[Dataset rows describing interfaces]

·····

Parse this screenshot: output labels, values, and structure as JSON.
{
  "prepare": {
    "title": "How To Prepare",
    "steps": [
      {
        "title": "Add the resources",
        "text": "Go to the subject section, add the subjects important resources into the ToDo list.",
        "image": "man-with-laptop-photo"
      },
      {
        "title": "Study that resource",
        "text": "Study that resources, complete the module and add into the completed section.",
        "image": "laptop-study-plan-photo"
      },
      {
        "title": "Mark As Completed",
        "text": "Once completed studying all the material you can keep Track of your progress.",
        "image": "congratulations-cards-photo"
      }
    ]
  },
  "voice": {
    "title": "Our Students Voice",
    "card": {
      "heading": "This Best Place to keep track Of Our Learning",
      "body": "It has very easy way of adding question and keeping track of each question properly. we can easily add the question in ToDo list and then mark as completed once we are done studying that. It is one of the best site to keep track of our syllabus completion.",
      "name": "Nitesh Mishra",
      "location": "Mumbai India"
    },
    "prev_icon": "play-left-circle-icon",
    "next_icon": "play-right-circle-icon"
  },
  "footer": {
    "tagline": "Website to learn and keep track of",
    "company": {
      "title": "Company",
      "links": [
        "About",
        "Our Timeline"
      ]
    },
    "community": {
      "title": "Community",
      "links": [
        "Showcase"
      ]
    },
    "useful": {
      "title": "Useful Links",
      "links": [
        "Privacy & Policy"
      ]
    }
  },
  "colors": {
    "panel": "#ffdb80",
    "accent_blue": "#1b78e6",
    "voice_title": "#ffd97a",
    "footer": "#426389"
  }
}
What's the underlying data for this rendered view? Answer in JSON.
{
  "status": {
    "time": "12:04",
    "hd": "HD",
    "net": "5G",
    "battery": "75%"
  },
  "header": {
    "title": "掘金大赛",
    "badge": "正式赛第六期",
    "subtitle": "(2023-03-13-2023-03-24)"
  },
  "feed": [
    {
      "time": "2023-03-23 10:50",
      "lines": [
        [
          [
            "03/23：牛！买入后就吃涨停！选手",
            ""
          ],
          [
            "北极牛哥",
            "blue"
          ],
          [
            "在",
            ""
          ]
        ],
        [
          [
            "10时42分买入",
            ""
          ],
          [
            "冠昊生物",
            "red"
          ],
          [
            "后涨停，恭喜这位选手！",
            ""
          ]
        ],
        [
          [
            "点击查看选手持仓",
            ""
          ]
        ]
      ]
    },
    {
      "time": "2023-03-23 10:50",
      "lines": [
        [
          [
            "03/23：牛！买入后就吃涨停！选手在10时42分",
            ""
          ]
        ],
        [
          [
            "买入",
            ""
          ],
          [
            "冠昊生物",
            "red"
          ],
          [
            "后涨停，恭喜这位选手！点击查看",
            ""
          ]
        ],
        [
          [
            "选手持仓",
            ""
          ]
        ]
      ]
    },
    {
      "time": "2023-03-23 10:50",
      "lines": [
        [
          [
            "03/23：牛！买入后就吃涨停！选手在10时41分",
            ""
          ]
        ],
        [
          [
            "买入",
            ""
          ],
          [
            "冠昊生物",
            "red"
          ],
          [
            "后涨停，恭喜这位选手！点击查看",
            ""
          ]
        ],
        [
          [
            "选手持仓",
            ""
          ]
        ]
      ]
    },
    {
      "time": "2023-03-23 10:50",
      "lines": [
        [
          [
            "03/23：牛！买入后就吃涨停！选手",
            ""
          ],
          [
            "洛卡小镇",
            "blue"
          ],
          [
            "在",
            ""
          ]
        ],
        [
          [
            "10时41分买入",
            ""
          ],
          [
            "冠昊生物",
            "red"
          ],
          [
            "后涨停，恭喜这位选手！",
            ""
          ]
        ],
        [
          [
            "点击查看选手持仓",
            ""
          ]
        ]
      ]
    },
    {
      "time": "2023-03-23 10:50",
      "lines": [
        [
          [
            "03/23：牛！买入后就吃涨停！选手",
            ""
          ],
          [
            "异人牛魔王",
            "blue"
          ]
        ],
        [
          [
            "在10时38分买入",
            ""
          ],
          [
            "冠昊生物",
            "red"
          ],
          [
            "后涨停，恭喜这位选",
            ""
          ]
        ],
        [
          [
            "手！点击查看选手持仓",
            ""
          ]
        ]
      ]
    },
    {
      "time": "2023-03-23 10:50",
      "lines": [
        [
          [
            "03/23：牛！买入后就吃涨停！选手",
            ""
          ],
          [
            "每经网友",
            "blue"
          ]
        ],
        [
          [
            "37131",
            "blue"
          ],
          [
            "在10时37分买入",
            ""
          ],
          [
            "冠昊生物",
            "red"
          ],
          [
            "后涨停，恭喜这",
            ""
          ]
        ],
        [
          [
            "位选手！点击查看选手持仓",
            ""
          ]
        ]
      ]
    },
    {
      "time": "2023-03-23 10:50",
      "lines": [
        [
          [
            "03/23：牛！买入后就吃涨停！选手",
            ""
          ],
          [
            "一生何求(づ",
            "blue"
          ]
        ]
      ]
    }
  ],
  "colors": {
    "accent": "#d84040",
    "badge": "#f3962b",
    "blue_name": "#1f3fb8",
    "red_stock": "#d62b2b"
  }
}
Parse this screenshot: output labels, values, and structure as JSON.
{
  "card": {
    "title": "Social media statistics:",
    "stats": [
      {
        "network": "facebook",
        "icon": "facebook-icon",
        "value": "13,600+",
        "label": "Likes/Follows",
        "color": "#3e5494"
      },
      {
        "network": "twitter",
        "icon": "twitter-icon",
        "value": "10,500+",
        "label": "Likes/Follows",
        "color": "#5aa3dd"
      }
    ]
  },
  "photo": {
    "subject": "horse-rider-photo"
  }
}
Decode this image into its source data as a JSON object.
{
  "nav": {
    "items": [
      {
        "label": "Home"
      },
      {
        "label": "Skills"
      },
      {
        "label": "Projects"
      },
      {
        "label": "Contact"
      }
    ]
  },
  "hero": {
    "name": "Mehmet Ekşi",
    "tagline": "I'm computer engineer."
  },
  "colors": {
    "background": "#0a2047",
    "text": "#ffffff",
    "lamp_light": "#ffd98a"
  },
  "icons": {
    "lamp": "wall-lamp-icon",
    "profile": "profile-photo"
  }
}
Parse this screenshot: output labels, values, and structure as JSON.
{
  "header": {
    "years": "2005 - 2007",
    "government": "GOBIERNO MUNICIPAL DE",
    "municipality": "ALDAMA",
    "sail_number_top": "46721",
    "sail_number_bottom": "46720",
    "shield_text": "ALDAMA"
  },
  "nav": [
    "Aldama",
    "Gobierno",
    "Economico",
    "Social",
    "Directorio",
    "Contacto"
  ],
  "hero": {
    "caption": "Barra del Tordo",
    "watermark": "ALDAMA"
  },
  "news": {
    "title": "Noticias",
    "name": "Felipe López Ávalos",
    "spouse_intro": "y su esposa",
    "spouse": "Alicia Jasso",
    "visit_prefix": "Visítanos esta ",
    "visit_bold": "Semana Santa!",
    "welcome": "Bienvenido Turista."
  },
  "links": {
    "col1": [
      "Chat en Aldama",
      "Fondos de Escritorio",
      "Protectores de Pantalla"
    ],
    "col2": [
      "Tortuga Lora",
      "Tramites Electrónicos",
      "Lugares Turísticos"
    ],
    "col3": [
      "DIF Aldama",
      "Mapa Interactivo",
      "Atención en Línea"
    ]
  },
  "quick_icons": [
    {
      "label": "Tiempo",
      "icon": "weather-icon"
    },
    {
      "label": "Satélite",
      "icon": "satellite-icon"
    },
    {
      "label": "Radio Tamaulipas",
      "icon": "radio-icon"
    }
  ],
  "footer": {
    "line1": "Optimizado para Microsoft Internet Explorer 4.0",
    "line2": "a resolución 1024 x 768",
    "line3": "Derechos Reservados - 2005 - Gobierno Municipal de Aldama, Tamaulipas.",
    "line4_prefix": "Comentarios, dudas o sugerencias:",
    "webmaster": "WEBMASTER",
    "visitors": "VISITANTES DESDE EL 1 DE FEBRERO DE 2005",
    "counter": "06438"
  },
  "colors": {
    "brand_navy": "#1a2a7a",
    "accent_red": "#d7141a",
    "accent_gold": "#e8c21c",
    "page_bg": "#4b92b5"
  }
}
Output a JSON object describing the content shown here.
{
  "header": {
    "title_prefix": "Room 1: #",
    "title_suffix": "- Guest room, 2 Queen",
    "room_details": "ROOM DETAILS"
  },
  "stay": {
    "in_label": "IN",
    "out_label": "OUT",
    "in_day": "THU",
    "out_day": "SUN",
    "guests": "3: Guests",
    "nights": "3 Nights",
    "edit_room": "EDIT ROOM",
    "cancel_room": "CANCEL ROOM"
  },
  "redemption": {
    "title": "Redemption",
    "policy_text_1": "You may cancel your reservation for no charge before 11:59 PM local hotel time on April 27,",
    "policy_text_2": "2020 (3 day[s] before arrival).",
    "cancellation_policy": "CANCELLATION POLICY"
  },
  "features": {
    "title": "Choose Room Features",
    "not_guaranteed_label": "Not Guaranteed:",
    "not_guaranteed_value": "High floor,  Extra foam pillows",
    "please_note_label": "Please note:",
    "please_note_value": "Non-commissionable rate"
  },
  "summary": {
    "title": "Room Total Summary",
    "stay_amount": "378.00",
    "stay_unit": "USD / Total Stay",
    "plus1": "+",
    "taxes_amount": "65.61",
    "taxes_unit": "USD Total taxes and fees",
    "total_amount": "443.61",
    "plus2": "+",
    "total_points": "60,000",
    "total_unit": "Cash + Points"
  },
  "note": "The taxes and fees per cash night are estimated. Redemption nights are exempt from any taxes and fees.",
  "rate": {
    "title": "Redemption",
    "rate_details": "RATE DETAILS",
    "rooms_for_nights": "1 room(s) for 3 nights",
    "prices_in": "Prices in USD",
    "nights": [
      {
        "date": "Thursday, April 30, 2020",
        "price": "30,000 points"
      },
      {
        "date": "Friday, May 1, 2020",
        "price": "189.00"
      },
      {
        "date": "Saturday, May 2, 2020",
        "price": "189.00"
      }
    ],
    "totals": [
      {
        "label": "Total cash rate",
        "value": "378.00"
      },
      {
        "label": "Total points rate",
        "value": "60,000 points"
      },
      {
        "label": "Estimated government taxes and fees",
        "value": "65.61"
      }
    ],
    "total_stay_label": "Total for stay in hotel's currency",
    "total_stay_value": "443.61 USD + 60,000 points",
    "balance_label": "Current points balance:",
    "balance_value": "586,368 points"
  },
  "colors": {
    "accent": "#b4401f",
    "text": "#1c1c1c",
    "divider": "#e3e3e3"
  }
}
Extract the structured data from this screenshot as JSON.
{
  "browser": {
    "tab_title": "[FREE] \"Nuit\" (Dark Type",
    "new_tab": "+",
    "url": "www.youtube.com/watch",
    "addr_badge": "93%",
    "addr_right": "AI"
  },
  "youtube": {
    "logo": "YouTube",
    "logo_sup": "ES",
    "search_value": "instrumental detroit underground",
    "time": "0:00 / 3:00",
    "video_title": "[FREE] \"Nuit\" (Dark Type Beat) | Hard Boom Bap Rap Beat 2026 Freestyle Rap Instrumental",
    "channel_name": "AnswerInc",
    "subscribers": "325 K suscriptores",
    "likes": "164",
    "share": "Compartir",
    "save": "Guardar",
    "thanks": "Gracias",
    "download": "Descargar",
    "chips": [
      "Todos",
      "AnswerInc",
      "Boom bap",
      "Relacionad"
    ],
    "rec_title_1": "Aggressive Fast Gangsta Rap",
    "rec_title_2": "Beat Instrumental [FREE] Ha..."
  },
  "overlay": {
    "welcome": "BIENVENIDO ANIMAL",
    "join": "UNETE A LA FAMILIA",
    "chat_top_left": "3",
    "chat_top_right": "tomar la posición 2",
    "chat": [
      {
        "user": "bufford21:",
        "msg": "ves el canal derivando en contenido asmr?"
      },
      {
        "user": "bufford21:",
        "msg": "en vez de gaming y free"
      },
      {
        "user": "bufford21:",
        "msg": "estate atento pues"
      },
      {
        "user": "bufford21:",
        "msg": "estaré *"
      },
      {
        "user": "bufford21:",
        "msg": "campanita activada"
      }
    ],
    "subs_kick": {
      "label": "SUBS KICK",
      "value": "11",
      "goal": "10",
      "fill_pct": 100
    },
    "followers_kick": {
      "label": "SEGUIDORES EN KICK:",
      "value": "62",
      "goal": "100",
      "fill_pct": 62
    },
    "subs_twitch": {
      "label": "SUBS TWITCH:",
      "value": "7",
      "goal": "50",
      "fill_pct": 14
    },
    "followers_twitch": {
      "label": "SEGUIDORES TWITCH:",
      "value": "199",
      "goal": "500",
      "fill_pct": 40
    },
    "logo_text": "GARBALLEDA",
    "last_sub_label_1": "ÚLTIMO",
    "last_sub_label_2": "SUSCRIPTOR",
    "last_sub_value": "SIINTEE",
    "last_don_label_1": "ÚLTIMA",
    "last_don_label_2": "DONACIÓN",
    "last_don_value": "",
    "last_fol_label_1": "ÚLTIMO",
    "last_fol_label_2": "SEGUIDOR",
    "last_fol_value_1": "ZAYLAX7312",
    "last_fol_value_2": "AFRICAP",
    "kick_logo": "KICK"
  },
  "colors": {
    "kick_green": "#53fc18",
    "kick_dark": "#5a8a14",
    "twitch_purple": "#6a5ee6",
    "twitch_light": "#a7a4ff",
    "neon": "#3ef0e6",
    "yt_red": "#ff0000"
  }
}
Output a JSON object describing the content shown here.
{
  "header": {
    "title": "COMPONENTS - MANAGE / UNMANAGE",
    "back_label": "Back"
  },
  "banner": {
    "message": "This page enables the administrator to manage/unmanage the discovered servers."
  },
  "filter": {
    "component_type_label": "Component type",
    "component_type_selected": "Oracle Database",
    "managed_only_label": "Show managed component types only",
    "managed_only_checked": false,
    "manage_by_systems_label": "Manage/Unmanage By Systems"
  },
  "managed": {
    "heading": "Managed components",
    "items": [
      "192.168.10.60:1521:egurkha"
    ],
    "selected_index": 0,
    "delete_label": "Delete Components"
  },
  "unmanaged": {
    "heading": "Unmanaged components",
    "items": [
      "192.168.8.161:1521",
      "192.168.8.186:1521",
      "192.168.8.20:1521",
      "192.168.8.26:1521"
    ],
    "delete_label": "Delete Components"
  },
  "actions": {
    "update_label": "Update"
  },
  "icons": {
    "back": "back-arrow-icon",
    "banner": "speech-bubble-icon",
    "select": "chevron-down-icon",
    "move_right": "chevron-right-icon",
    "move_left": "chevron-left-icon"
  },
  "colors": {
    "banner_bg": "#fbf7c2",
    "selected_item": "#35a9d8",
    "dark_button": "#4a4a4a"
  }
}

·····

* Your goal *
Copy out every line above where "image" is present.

* Solution for this task *
        "image": "man-with-laptop-photo"
        "image": "laptop-study-plan-photo"
        "image": "congratulations-cards-photo"
Decode this image into its source data as a JSON object.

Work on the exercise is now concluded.